But let me tell you about Sibongile. She works for a bank in Johannesburg. Her husband qualified as a teacher, but is unemployed. Her mother and father are also unemployed. Her sister is not working and gave up studying in a TVET type college as she didn’t have the money to finish. Here’s the problem: It does not matter if you create a national minimum wage, as the ANC wants to do, or implement the EFF’s R4.500 per month. None of these options will help Sibongile or her family one bit. Her 4 family members along with 8.4 million other South Africans, spend the day looking for work or wishing they had a job. A National Minimum Wage might actually make it even harder for them to get a job.

Minimum wages if properly implemented sectorally by experts not connected to political parties, may help some people get sustainable realistic increases, but what about that 8.4 million unemployed? They are the ones suffering, not the bricklayer who has a job, or the welder who works on cars!

How do we create jobs in South Africa?

According to the ILO, 85% of all new jobs in the EU are created by SMMEs. That’s  an opportunity! We need policy to rapidly grow SMME’s by making it easier to register a business, by incentivising smme’s to take on apprentices, and by exempting them from skills levies etc.
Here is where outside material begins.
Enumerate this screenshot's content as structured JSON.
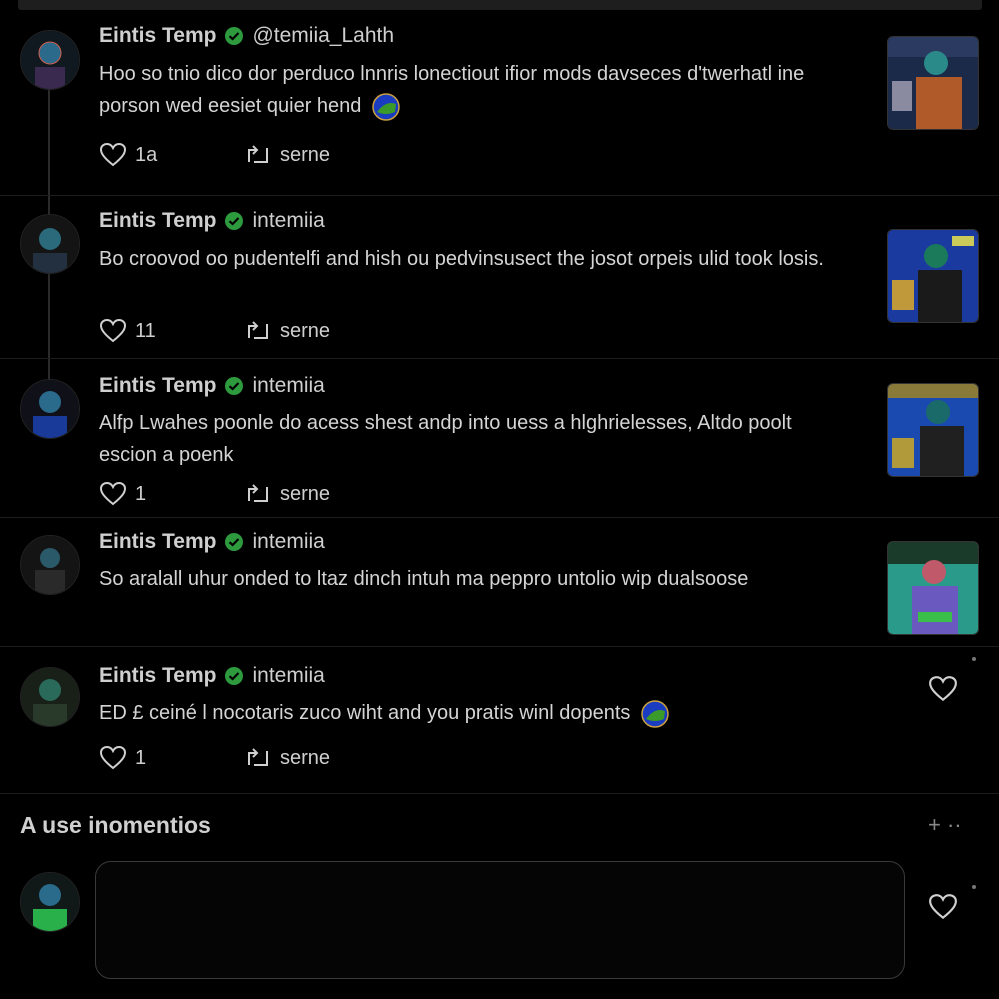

We must sell state assets to fund infrastructure investment and slash the staggering R25bn bill for consultants, travel and catering in order to afford investment expenditure.
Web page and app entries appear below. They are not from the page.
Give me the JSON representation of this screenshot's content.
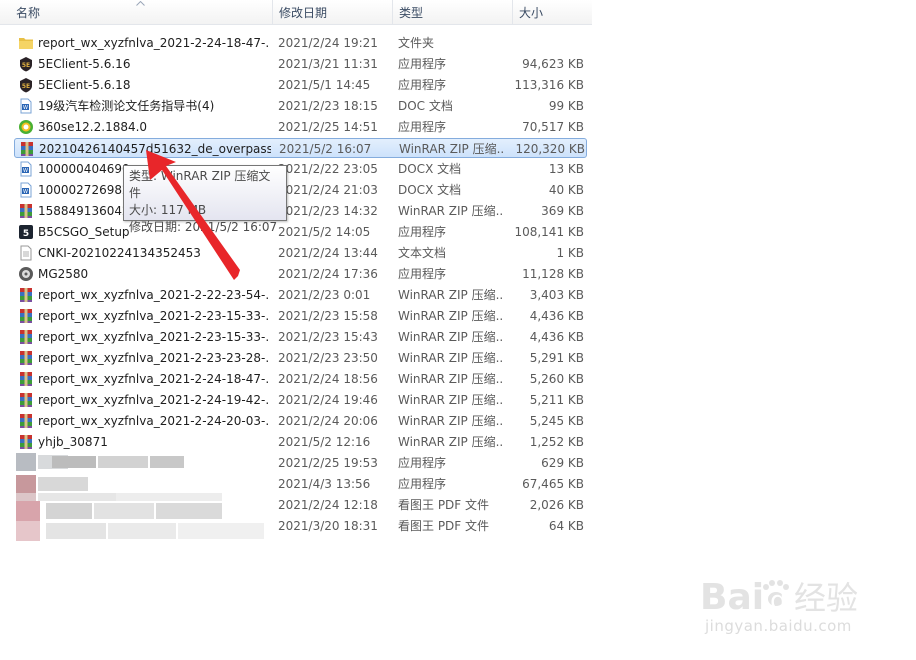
{
  "header": {
    "name": "名称",
    "date": "修改日期",
    "type": "类型",
    "size": "大小"
  },
  "files": [
    {
      "name": "report_wx_xyzfnlva_2021-2-24-18-47-...",
      "date": "2021/2/24 19:21",
      "type": "文件夹",
      "size": "",
      "icon": "folder-icon"
    },
    {
      "name": "5EClient-5.6.16",
      "date": "2021/3/21 11:31",
      "type": "应用程序",
      "size": "94,623 KB",
      "icon": "5e-client-icon"
    },
    {
      "name": "5EClient-5.6.18",
      "date": "2021/5/1 14:45",
      "type": "应用程序",
      "size": "113,316 KB",
      "icon": "5e-client-icon"
    },
    {
      "name": "19级汽车检测论文任务指导书(4)",
      "date": "2021/2/23 18:15",
      "type": "DOC 文档",
      "size": "99 KB",
      "icon": "word-doc-icon"
    },
    {
      "name": "360se12.2.1884.0",
      "date": "2021/2/25 14:51",
      "type": "应用程序",
      "size": "70,517 KB",
      "icon": "360-browser-icon"
    },
    {
      "name": "20210426140457d51632_de_overpass",
      "date": "2021/5/2 16:07",
      "type": "WinRAR ZIP 压缩...",
      "size": "120,320 KB",
      "icon": "winrar-icon"
    },
    {
      "name": "100000404690",
      "date": "2021/2/22 23:05",
      "type": "DOCX 文档",
      "size": "13 KB",
      "icon": "word-doc-icon"
    },
    {
      "name": "100002726982",
      "date": "2021/2/24 21:03",
      "type": "DOCX 文档",
      "size": "40 KB",
      "icon": "word-doc-icon"
    },
    {
      "name": "158849136042",
      "date": "2021/2/23 14:32",
      "type": "WinRAR ZIP 压缩...",
      "size": "369 KB",
      "icon": "winrar-icon"
    },
    {
      "name": "B5CSGO_Setup",
      "date": "2021/5/2 14:05",
      "type": "应用程序",
      "size": "108,141 KB",
      "icon": "b5-icon"
    },
    {
      "name": "CNKI-20210224134352453",
      "date": "2021/2/24 13:44",
      "type": "文本文档",
      "size": "1 KB",
      "icon": "text-file-icon"
    },
    {
      "name": "MG2580",
      "date": "2021/2/24 17:36",
      "type": "应用程序",
      "size": "11,128 KB",
      "icon": "installer-icon"
    },
    {
      "name": "report_wx_xyzfnlva_2021-2-22-23-54-...",
      "date": "2021/2/23 0:01",
      "type": "WinRAR ZIP 压缩...",
      "size": "3,403 KB",
      "icon": "winrar-icon"
    },
    {
      "name": "report_wx_xyzfnlva_2021-2-23-15-33-...",
      "date": "2021/2/23 15:58",
      "type": "WinRAR ZIP 压缩...",
      "size": "4,436 KB",
      "icon": "winrar-icon"
    },
    {
      "name": "report_wx_xyzfnlva_2021-2-23-15-33-...",
      "date": "2021/2/23 15:43",
      "type": "WinRAR ZIP 压缩...",
      "size": "4,436 KB",
      "icon": "winrar-icon"
    },
    {
      "name": "report_wx_xyzfnlva_2021-2-23-23-28-...",
      "date": "2021/2/23 23:50",
      "type": "WinRAR ZIP 压缩...",
      "size": "5,291 KB",
      "icon": "winrar-icon"
    },
    {
      "name": "report_wx_xyzfnlva_2021-2-24-18-47-...",
      "date": "2021/2/24 18:56",
      "type": "WinRAR ZIP 压缩...",
      "size": "5,260 KB",
      "icon": "winrar-icon"
    },
    {
      "name": "report_wx_xyzfnlva_2021-2-24-19-42-...",
      "date": "2021/2/24 19:46",
      "type": "WinRAR ZIP 压缩...",
      "size": "5,211 KB",
      "icon": "winrar-icon"
    },
    {
      "name": "report_wx_xyzfnlva_2021-2-24-20-03-...",
      "date": "2021/2/24 20:06",
      "type": "WinRAR ZIP 压缩...",
      "size": "5,245 KB",
      "icon": "winrar-icon"
    },
    {
      "name": "yhjb_30871",
      "date": "2021/5/2 12:16",
      "type": "WinRAR ZIP 压缩...",
      "size": "1,252 KB",
      "icon": "winrar-icon"
    },
    {
      "name": "",
      "date": "2021/2/25 19:53",
      "type": "应用程序",
      "size": "629 KB",
      "icon": "blurred-icon"
    },
    {
      "name": "",
      "date": "2021/4/3 13:56",
      "type": "应用程序",
      "size": "67,465 KB",
      "icon": "blurred-icon"
    },
    {
      "name": "",
      "date": "2021/2/24 12:18",
      "type": "看图王 PDF 文件",
      "size": "2,026 KB",
      "icon": "blurred-icon"
    },
    {
      "name": "",
      "date": "2021/3/20 18:31",
      "type": "看图王 PDF 文件",
      "size": "64 KB",
      "icon": "blurred-icon"
    }
  ],
  "selected_index": 5,
  "tooltip": {
    "type_line": "类型: WinRAR ZIP 压缩文件",
    "size_line": "大小: 117 MB",
    "date_line": "修改日期: 2021/5/2 16:07"
  },
  "watermark": {
    "brand_latin": "Bai",
    "brand_paw": "du",
    "brand_cn": "经验",
    "site": "jingyan.baidu.com"
  },
  "colors": {
    "selection_border": "#84acdd",
    "arrow": "#e8262a",
    "header_text": "#3a4b63"
  }
}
Instead of more cake and catering, we need to build dams, sewer plants, and replace the aging water infrastructure in our cities. 
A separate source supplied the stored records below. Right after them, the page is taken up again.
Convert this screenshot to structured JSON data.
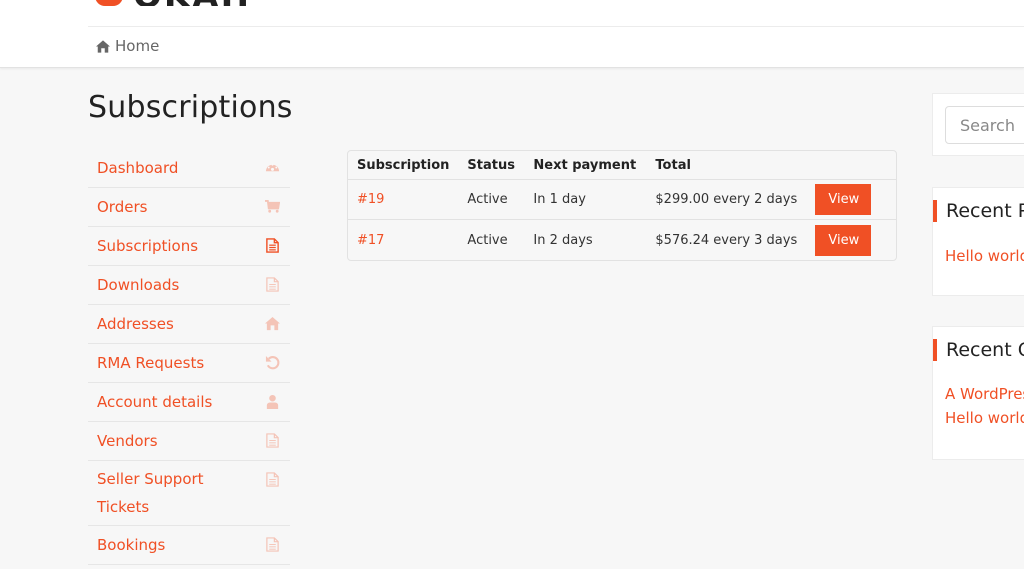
{
  "brand": {
    "logo_text": "OKAH",
    "accent_color": "#f05025"
  },
  "breadcrumb": {
    "icon": "home-icon",
    "label": "Home"
  },
  "page": {
    "title": "Subscriptions"
  },
  "account_nav": {
    "items": [
      {
        "label": "Dashboard",
        "icon": "dashboard-icon",
        "active": false
      },
      {
        "label": "Orders",
        "icon": "cart-icon",
        "active": false
      },
      {
        "label": "Subscriptions",
        "icon": "file-text-icon",
        "active": true
      },
      {
        "label": "Downloads",
        "icon": "file-icon",
        "active": false
      },
      {
        "label": "Addresses",
        "icon": "home-icon",
        "active": false
      },
      {
        "label": "RMA Requests",
        "icon": "undo-icon",
        "active": false
      },
      {
        "label": "Account details",
        "icon": "user-icon",
        "active": false
      },
      {
        "label": "Vendors",
        "icon": "file-icon",
        "active": false
      },
      {
        "label": "Seller Support Tickets",
        "icon": "file-icon",
        "active": false
      },
      {
        "label": "Bookings",
        "icon": "file-icon",
        "active": false
      }
    ]
  },
  "subscriptions_table": {
    "columns": [
      "Subscription",
      "Status",
      "Next payment",
      "Total",
      ""
    ],
    "rows": [
      {
        "id": "#19",
        "status": "Active",
        "next_payment": "In 1 day",
        "total": "$299.00 every 2 days",
        "action": "View"
      },
      {
        "id": "#17",
        "status": "Active",
        "next_payment": "In 2 days",
        "total": "$576.24 every 3 days",
        "action": "View"
      }
    ]
  },
  "sidebar": {
    "search": {
      "placeholder": "Search ..."
    },
    "recent_posts": {
      "title": "Recent Posts",
      "items": [
        "Hello world!"
      ]
    },
    "recent_comments": {
      "title": "Recent Comments",
      "items": [
        "A WordPress Commenter",
        "Hello world!"
      ]
    }
  }
}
Instead of lavish hotel bills we need new rail lines to be built such as the Moloto rail corridor, as well as rapidly increasing capacity on the Durban- Gauteng rail corridor that is strangling the economy. Instead of massive consultant’s bills we need…. You get the picture!

Unless the infrastructure is just vanity projects, it creates jobs twice: Once during construction and the second time by speeding up the economy through faster transport, increased electrical and water capacity, increased tourism and access to new export markets.

Instead of scoffing at the private sector, we need to harness it in a healthy relationship with government to leverage new business. The Western Cape and project to provide free and subsidized Internet infrastructure is available to companies to set up new internet based businesses in SA. This has seen over 4400 call centre jobs created in Cape Town in the past 12 months as a result of foreign companies moving to South Africa. Over 3 of 4 years it now amounts to 9600 new jobs in the Western Cape, according to stats released by Business Process enabling SA (BPeSA). A National Minimum wage is not going to help that industry take on more people.

Even the Chinese model of localised minimum wages will be better for South Africa than a National Minimum wage. 

DA Leader Mmusi Maimane recently visited Keimoes and Calvinia  which show a 50% unemployment rate. How will a national minimum wages fix this problem?

Finally, we should examine the numbers and create a reliable model of these demands that are thrown around by political parties. 

At a National “one size fits all” minimum wage of R4500, which the EFF is demanding, research is indicating the potential for 1.6 million people to lose their jobs over a 3-year period.  This includes , 1.1 million youth (under the age of 24) This will push up the narrow unemployment rate from 25.5% to  over 33.3%.

Incidentally, the EFF’s manifesto launched on 22 February 2014 wanted sectoral minimum wages for a host of different numbers for each sector. Farmworkers R5000, Construction workers R7000. Etc.  Now today they want R4500 for everyone except Mineworkers at R12500. Where is the research? Thumb sucking isn’t research. It’s Christmas soon and next week the EFF will probably want Rolls Royces for everyone! Hypocrisy is different to policy, honourable members. It doesn’t’ require a brain.

After Ministers Davies, Patel and Gigaba have wrecked the South African economy with their policy disasters, I am sure the EFF will also want to have a go. After they are finished there will probably be nothing left in the economy to salvage. Let’s create new jobs

Issued by the DA, 11 November 2015